In comparison to artificial production, natural sources of antimatter are plentiful and relatively easy to exploit for benefit. A natural antiproton radiation belt is generated in a manner analogous to the traditional Van Allen radiation belts, which surround the Earth. The high-energy portion (E>30 MeV) of the proton belt is primarily formed by the decay of neutrons in the Earth’s magnetosphere. The GCR flux interacts with the planet’s upper atmosphere to release free neutrons with a half-life of just over 10 minutes. A fraction of these neutrons travel back into space (albedo) and decay into a proton, electron, and an anti-neutrino while still within the influence of the magnetosphere.
What happens next? The magnetic field of the planet forms a ‘bottle’ that can hold the protons and electrons formed during the decay process. The Lorentz force causes the particles to spiral along the magnetic field lines in a slow drift around the planet. And the process is self-replenishing: As particles are lost through diffusion, new ones are generated so that the supply is relatively static. Bickford sees the same processes at work for the antiparticles produced from pair production. Quoting the report:
The interaction of cosmic radiation with the upper atmosphere also produces antiparticles from pair production… The produced antineutrons follow a trajectory primarily along the path of the original cosmic ray, but can be backscattered after interacting with the atmosphere. These albedo antineutrons decay in a manner similar to the regular neutrons. However, the antineutron will decay into a positron, antiproton, and neutrino and therefore acts as a source for the antiparticle radiation belts surrounding the Earth. The physics that govern the trapping and motion are identical between the particle and its antiparticle with the exception that the two will spiral and drift in opposing directions due to their opposing electric charges.
Working through the possibilities in the Solar System, Bickford examined their capabilities at generating antimatter. And here’s where the surprise comes in. You would think that Jupiter would be the gold mine of antiproton production, given its size and field strength, but it turns out that the magnetic field actually shields the Jovian atmosphere from the GCR production process, lowering its effect.

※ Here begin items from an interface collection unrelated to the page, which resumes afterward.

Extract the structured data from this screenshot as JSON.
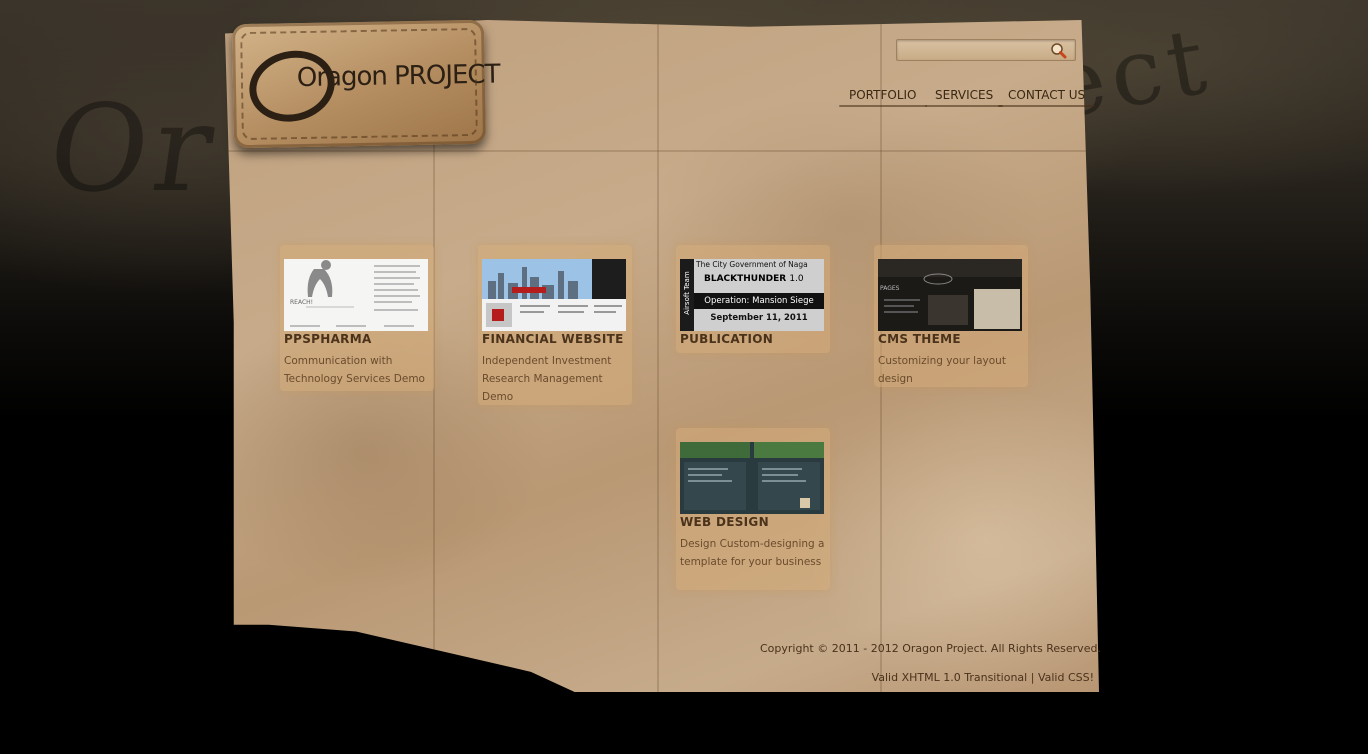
{
  "site": {
    "logo_text": "Oragon PROJECT",
    "background_word": "Oragon Project"
  },
  "search": {
    "value": "",
    "placeholder": "",
    "icon": "search-icon"
  },
  "nav": [
    {
      "label": "PORTFOLIO"
    },
    {
      "label": "SERVICES"
    },
    {
      "label": "CONTACT US"
    }
  ],
  "portfolio": [
    {
      "title": "PPSPHARMA",
      "description": "Communication with Technology Services Demo",
      "thumb_caption": "REACH!"
    },
    {
      "title": "FINANCIAL WEBSITE",
      "description": "Independent Investment Research Management Demo",
      "thumb_caption": ""
    },
    {
      "title": "PUBLICATION",
      "description": "",
      "thumb": {
        "top_line": "The City Government of Naga",
        "title": "BLACKTHUNDER",
        "version": "1.0",
        "subtitle": "Operation: Mansion Siege",
        "date": "September 11, 2011",
        "side": "Airsoft Team"
      }
    },
    {
      "title": "CMS THEME",
      "description": "Customizing your layout design",
      "thumb_caption": "PAGES"
    },
    {
      "title": "WEB DESIGN",
      "description": "Design Custom-designing a template for your business",
      "thumb_caption": ""
    }
  ],
  "footer": {
    "copyright": "Copyright © 2011 - 2012 Oragon Project. All Rights Reserved.",
    "valid_xhtml": "Valid XHTML 1.0 Transitional",
    "separator": " | ",
    "valid_css": "Valid CSS!"
  },
  "colors": {
    "paper": "#c1a37f",
    "ink": "#4a321b",
    "background": "#000000"
  }
}
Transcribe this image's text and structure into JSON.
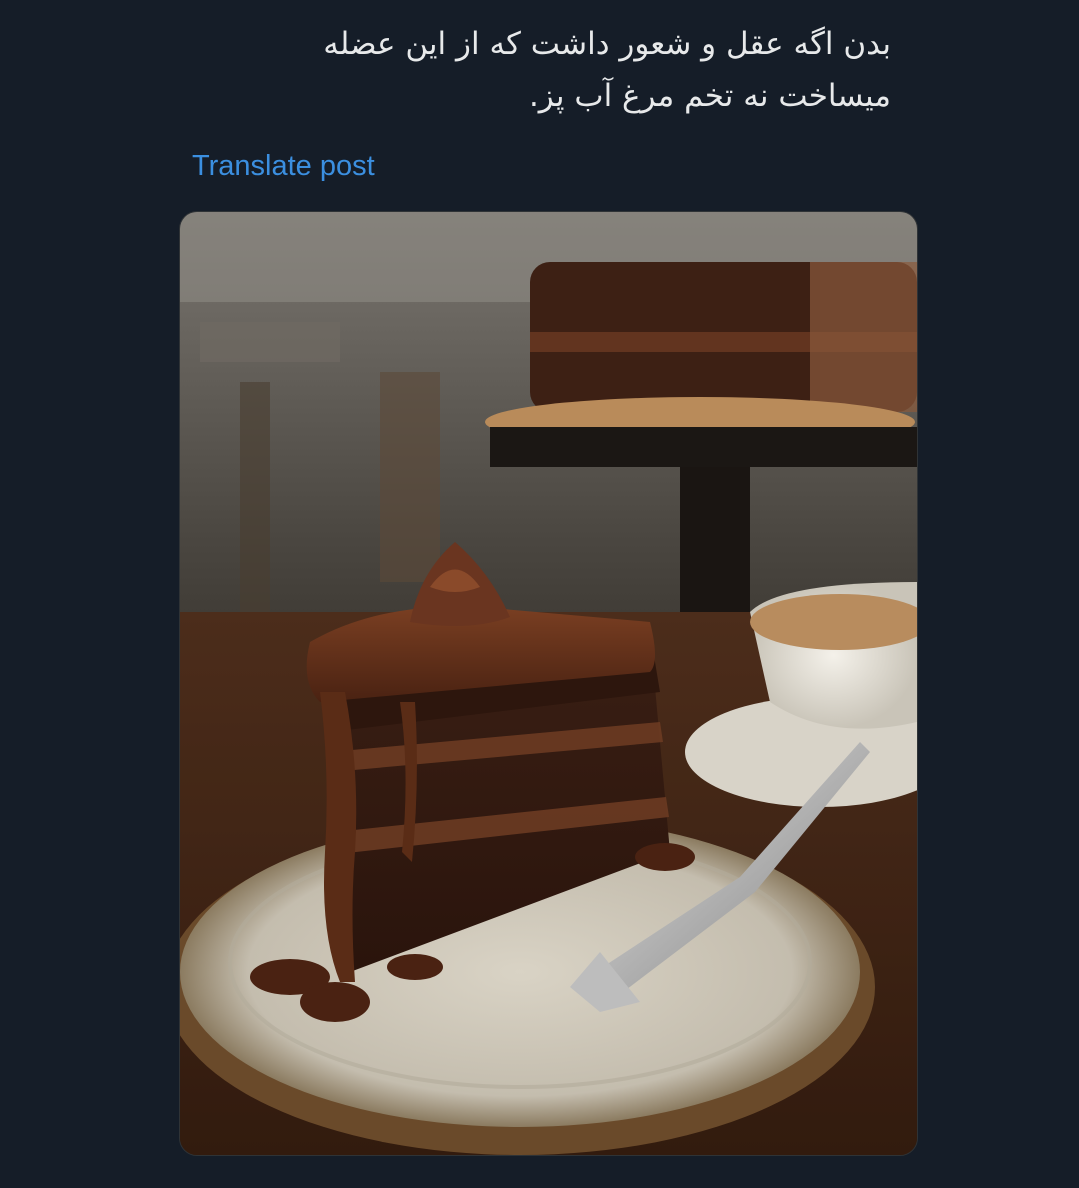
{
  "post": {
    "text_lines": [
      "بدن اگه عقل و شعور داشت که از این عضله",
      "میساخت نه تخم مرغ آب پز."
    ],
    "translate_label": "Translate post"
  },
  "media": {
    "alt": "chocolate-cake-photo"
  },
  "colors": {
    "background": "#151d28",
    "text": "#e7e9ea",
    "link": "#3b8fe0"
  }
}
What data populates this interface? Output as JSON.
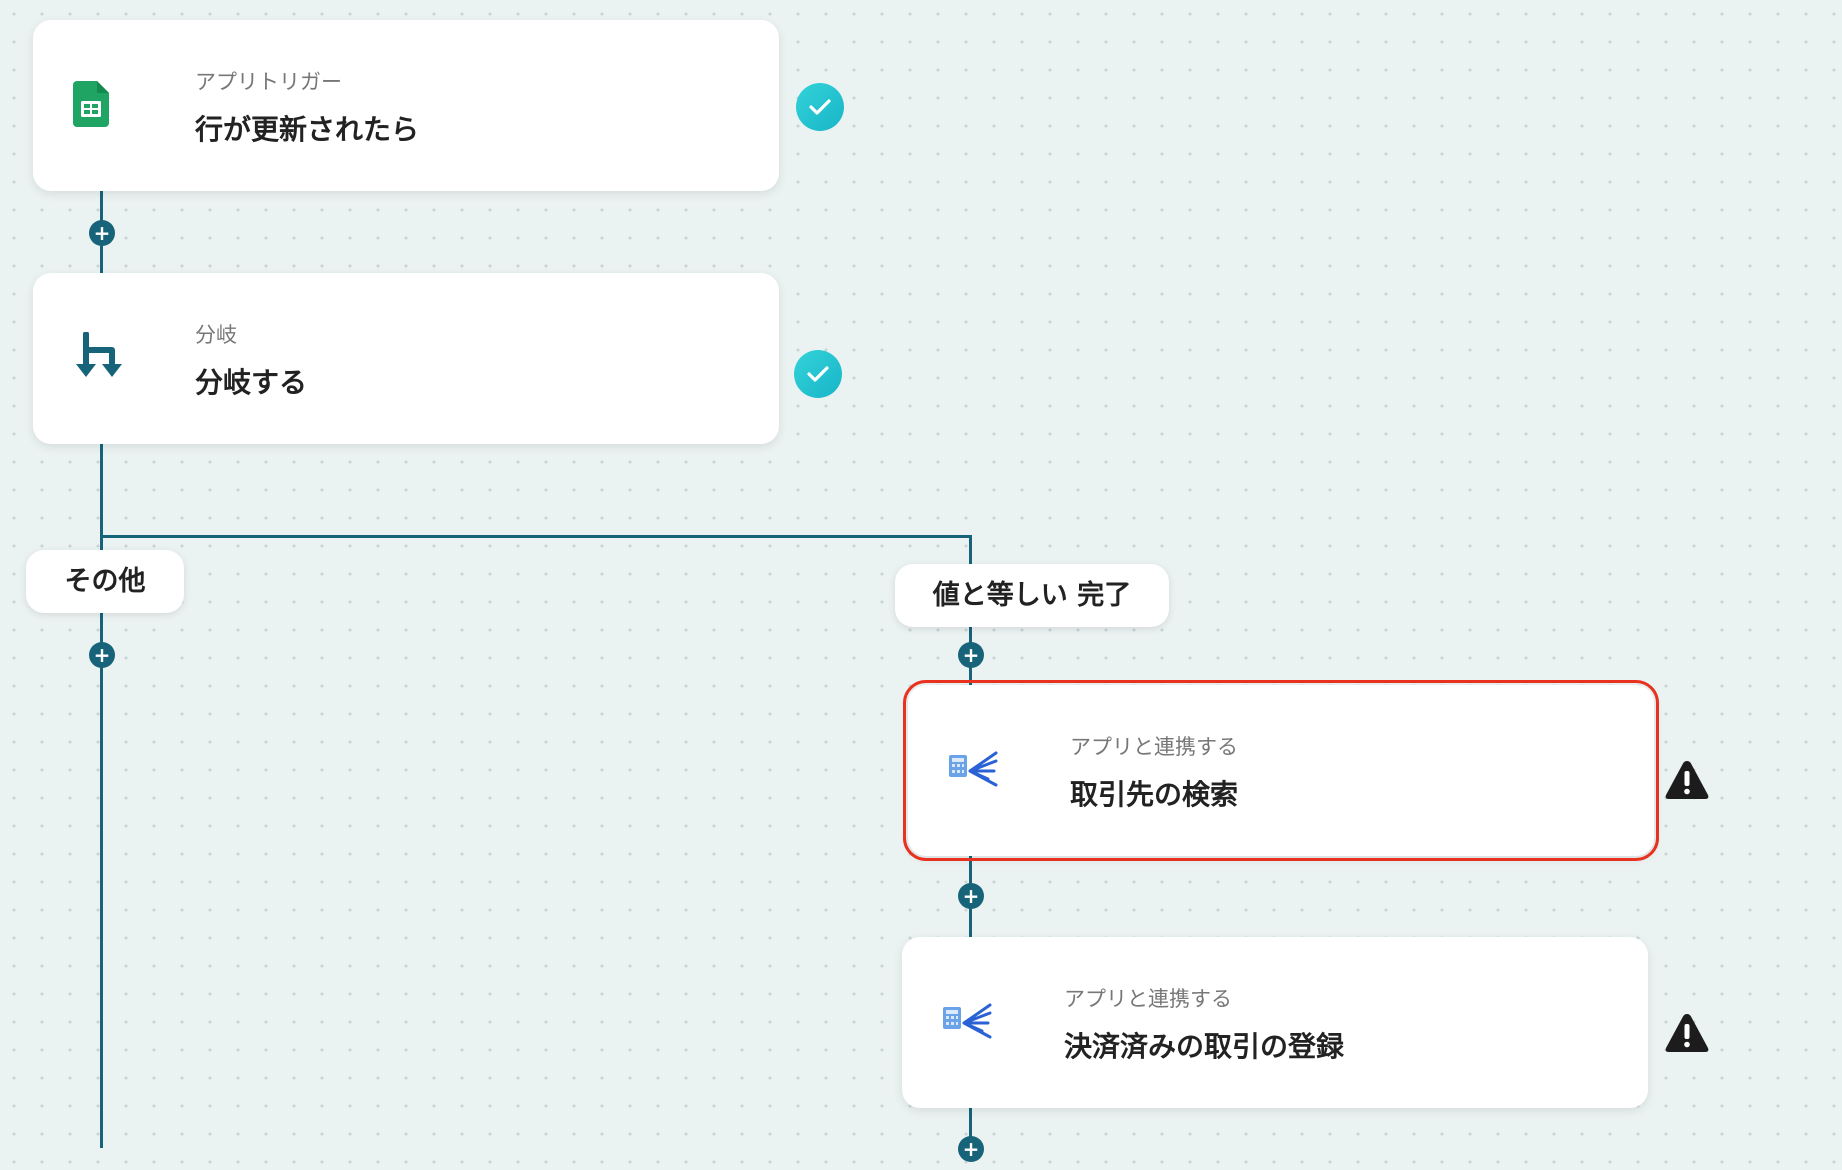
{
  "flow": {
    "steps": [
      {
        "sub": "アプリトリガー",
        "title": "行が更新されたら",
        "app_icon": "google-sheets-icon",
        "status": "complete"
      },
      {
        "sub": "分岐",
        "title": "分岐する",
        "app_icon": "branch-icon",
        "status": "complete"
      },
      {
        "sub": "アプリと連携する",
        "title": "取引先の検索",
        "app_icon": "accounting-app-icon",
        "status": "warning",
        "selected": true
      },
      {
        "sub": "アプリと連携する",
        "title": "決済済みの取引の登録",
        "app_icon": "accounting-app-icon",
        "status": "warning"
      }
    ],
    "branches": [
      {
        "label": "その他"
      },
      {
        "label": "値と等しい 完了"
      }
    ],
    "add_symbol": "+"
  },
  "colors": {
    "connector": "#17647a",
    "check": "#1fc3d1",
    "warning": "#1c1c1c",
    "selection": "#e8311f",
    "sheets_green": "#1fa463"
  }
}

If you want better antiproton production, go to Saturn, where a larger flux reaches the atmosphere and, as Bickford notes, “…the antineutrons that are copiously produced in the rings do not have to be backscattered to yield stable trapping.”
But here’s another surprise: “…the highest flux is actually found around Earth where the relatively slow radial transport in the magnetosphere produces long residence times, which allow the antiproton trap to fill over a period of years.” So Earth’s radiation belts give us our most intense localized source of antiprotons, while the greatest total supply of antiprotons is the magnetosphere of Saturn. In fact, reactions in Saturn’s rings inject almost 250 micrograms per year into the planet’s magnetosphere.
Image: Antiparticle generation in Saturn’s rings. Will the giant planet turn out to be a source for the antimatter that can drive future space missions? Credit: James Bickford.
With this in mind, we need to look at collection options. How do we get at this stuff and store it for future use? Tomorrow we’ll take a look at a baseline concept that Bickford thinks could extract large quantities of these trapped antiparticles from space. And we’ll check out mission designs that might flow out of these proposals, as well as the technologies necessary to make them happen.
If Bickford is right, available antiproton supplies in our Solar System are sufficient to power the nanogram to microgram-level missions we discussed earlier, such as the Antimatter Catalyzed Microfission/Fusion (ACMF) mission designed at Penn State and the ‘antimatter sail’ concept Steven Howe developed for NIAC. And that’s a fine start for true interstellar precursor missions, one that gets us into the antimatter game in a serious way and points to better (and faster) things to follow.
James Bickford’s Phase II report is titled “Extraction of Antiparticles Concentrated in Planetary Magnetic Fields.” Although produced for NIAC, it is not yet available on the Institute’s server. E-mail me if you are interested in seeing a copy.